▸ **Instructions for the task**: Set down every record exactly as it appears.

[Start of Attachment]

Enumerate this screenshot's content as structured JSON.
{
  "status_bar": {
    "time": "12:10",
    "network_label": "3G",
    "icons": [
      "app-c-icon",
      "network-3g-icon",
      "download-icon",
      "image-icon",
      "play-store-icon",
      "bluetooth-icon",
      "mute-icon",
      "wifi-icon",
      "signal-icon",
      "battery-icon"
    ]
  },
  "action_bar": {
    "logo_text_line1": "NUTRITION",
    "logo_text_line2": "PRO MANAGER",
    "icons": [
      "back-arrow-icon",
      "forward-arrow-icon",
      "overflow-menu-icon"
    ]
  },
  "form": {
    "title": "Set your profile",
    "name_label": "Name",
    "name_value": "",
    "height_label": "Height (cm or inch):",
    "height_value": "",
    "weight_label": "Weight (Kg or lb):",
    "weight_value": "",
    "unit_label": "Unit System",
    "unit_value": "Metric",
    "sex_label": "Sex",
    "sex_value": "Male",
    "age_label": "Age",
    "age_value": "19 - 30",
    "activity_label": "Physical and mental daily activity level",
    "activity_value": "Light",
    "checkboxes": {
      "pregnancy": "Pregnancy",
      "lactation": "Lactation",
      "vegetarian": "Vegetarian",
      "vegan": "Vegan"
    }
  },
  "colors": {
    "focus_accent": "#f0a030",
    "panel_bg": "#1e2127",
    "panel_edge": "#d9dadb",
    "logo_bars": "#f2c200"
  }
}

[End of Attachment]

▸ **Task solution**:
Enumerate this screenshot's content as structured JSON.
{
  "status_bar": {
    "time": "12:10",
    "network_label": "3G",
    "icons": [
      "app-c-icon",
      "network-3g-icon",
      "download-icon",
      "image-icon",
      "play-store-icon",
      "bluetooth-icon",
      "mute-icon",
      "wifi-icon",
      "signal-icon",
      "battery-icon"
    ]
  },
  "action_bar": {
    "logo_text_line1": "NUTRITION",
    "logo_text_line2": "PRO MANAGER",
    "icons": [
      "back-arrow-icon",
      "forward-arrow-icon",
      "overflow-menu-icon"
    ]
  },
  "form": {
    "title": "Set your profile",
    "name_label": "Name",
    "name_value": "",
    "height_label": "Height (cm or inch):",
    "height_value": "",
    "weight_label": "Weight (Kg or lb):",
    "weight_value": "",
    "unit_label": "Unit System",
    "unit_value": "Metric",
    "sex_label": "Sex",
    "sex_value": "Male",
    "age_label": "Age",
    "age_value": "19 - 30",
    "activity_label": "Physical and mental daily activity level",
    "activity_value": "Light",
    "checkboxes": {
      "pregnancy": "Pregnancy",
      "lactation": "Lactation",
      "vegetarian": "Vegetarian",
      "vegan": "Vegan"
    }
  },
  "colors": {
    "focus_accent": "#f0a030",
    "panel_bg": "#1e2127",
    "panel_edge": "#d9dadb",
    "logo_bars": "#f2c200"
  }
}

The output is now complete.